On Thursday, a federal judge blocked the state of New York from enforcing part of a gun control law that bans firearms in places of worship.
The law, enacted Sept. 1, came in response to a Supreme Court ruling this year that struck down a law in the state that required permit applicants to show “proper cause” for carrying a firearm. This week’s decision is the latest victory in a string of lawsuits surrounding gun laws after the Supreme Court’s ruling.
The Sept. law banned firearms in “sensitive” places, including places of worship. Townhall reported how a group of Jewish gun owners in Brooklyn, New York filed a lawsuit against it, arguing that it makes their community more susceptible to violent crime during worship and leaves them unable to defend themselves.
In addition, two church leaders sued, arguing that the law violates the Second Amendment in the U.S. Constitution.
U.S. District Judge John Sinatra agreed with the church leaders in a 40-page ruling, according to Reuters. Sinatra issued a temporary restraining order against the state from enforcing the provision while the court battle continues.
Reuters added that Sinatra cited the Supreme Court’s decision from this past June in his ruling.
"The nation's history does not countenance such an incursion into the right to keep and bear arms across all places of worship across the state," Sinatra wrote. "The right to self-defense is no less important and no less recognized at these places."
Townhall covered how the Supreme Court’s ruling in New York State Rifle & Pistol Association Inc. v. Bruen came down 6-3 with Justice Clarence Thomas penning the majority opinion. Thomas wrote that the Second Amendment should not be treated differently than other rights outlined in the Bill of Rights:

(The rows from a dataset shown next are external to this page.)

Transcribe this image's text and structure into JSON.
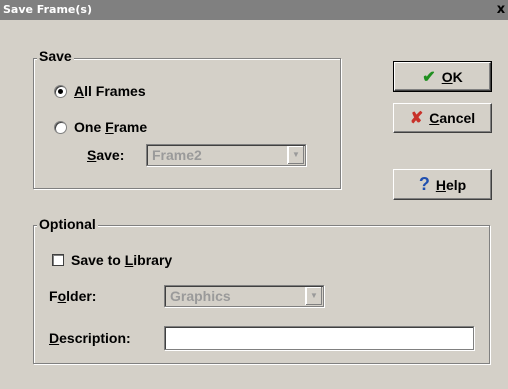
{
  "window": {
    "title": "Save Frame(s)",
    "close_glyph": "x"
  },
  "save_group": {
    "label": "Save",
    "all_frames": {
      "pre": "",
      "key": "A",
      "post": "ll Frames",
      "selected": true
    },
    "one_frame": {
      "pre": "One ",
      "key": "F",
      "post": "rame",
      "selected": false
    },
    "save_field": {
      "key": "S",
      "post": "ave:",
      "value": "Frame2"
    }
  },
  "optional_group": {
    "label": "Optional",
    "save_to_library": {
      "pre": "Save to ",
      "key": "L",
      "post": "ibrary",
      "checked": false
    },
    "folder": {
      "pre": "F",
      "key": "o",
      "post": "lder:",
      "value": "Graphics"
    },
    "description": {
      "key": "D",
      "post": "escription:",
      "value": ""
    }
  },
  "buttons": {
    "ok": {
      "key": "O",
      "post": "K",
      "icon": "checkmark-icon",
      "icon_color": "#1f8f1f"
    },
    "cancel": {
      "key": "C",
      "post": "ancel",
      "icon": "x-icon",
      "icon_color": "#c8322a"
    },
    "help": {
      "key": "H",
      "post": "elp",
      "icon": "question-icon",
      "icon_color": "#1f4fb0"
    }
  }
}
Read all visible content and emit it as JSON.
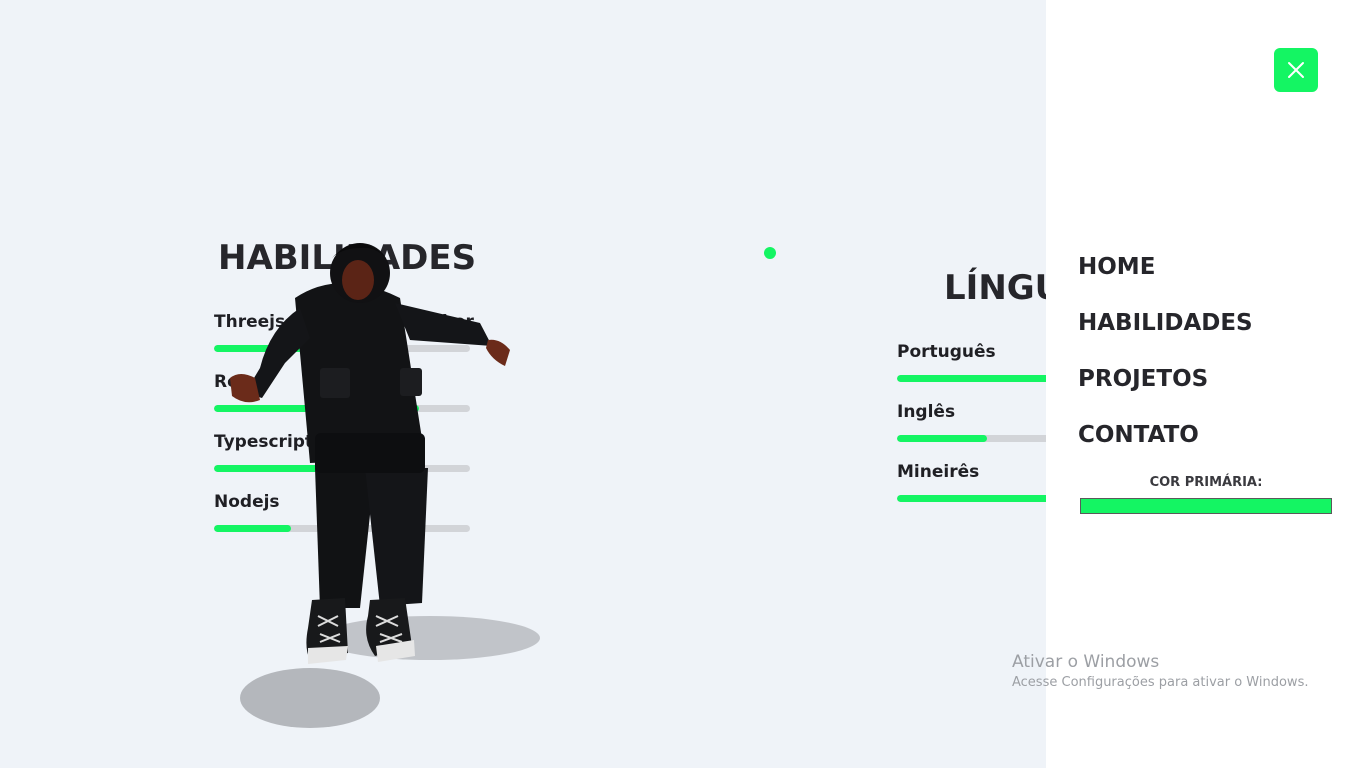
{
  "skills": {
    "title": "HABILIDADES",
    "items": [
      {
        "label": "Threejs / React Three Fiber",
        "level": 0.75
      },
      {
        "label": "React",
        "level": 0.8
      },
      {
        "label": "Typescript",
        "level": 0.6
      },
      {
        "label": "Nodejs",
        "level": 0.3
      }
    ]
  },
  "languages": {
    "title": "LÍNGUAS",
    "items": [
      {
        "label": "Português",
        "level": 1.0
      },
      {
        "label": "Inglês",
        "level": 0.35
      },
      {
        "label": "Mineirês",
        "level": 1.0
      }
    ]
  },
  "menu": {
    "close_icon": "close-icon",
    "items": [
      "HOME",
      "HABILIDADES",
      "PROJETOS",
      "CONTATO"
    ],
    "color_label": "COR PRIMÁRIA:",
    "primary_color": "#14f563"
  },
  "watermark": {
    "title": "Ativar o Windows",
    "subtitle": "Acesse Configurações para ativar o Windows."
  }
}
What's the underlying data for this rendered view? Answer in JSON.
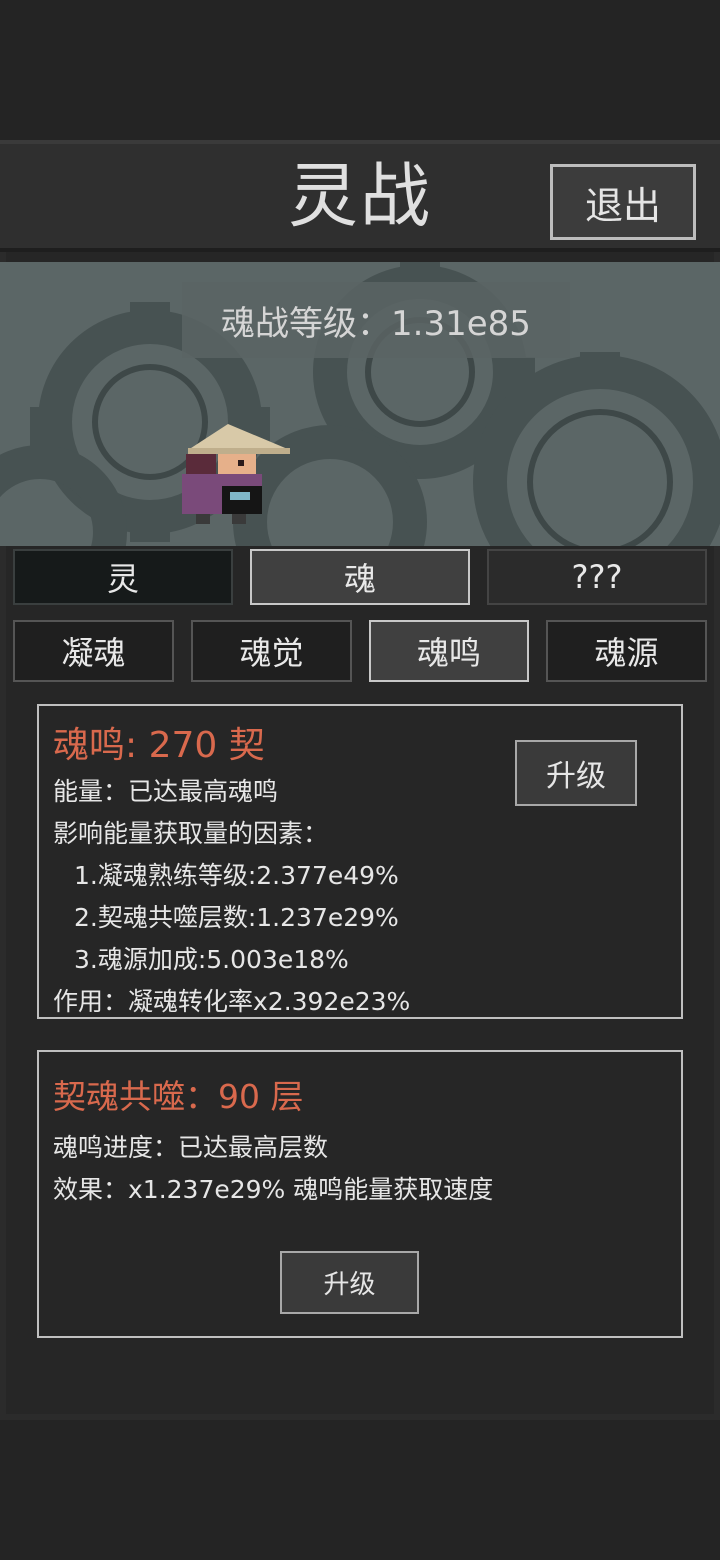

The constitutional right to bear arms in public for self defense is not “a second-class right, subject to an entirely different body of rules than the other Bill of Rights guarantees.” We know of no other constitutional right that an individual may exercise only after demonstrating to government officers some special need. That is not how the First Amendment works when it comes to unpopular speech or the free exercise of religion. It is not how the Sixth Amendment works when it comes to a defendant’s right to confront the witnesses against him. And it is not how the Second Amendment works when it comes to public carry for self defense. New York’s proper-cause requirement violates the Fourteenth Amendment in that it prevents law-abiding citizens with ordinary self-defense needs from exercising their right to keep and bear arms. We therefore reverse the judgment of the Court of Appeals and remand the case for further proceedings consistent with this opinion.
The Court’s landmark decision has paved the way for lower courts to strike down gun laws. Earlier this month, the Supreme Court vacated a Massachusetts gun law that imposed a lifetime ban on purchasing handguns for anyone convicted of nonviolent misdemeanors involving the possession of guns. The law included the need for a license to purchase or possess a pistol.
In Tennessee, a court ruled that public housing agencies are prohibited from including provisions in their leases that prevent tenants from having firearms in their homes. A three-panel appeals court made the decision unanimously, stating that such policies violate the Second Amendment.
And, a federal judge in West Virginia ruled that part of a federal law that prohibits the possession of a firearm with an “altered, obliterated, or removed” serial number is unconstitutional.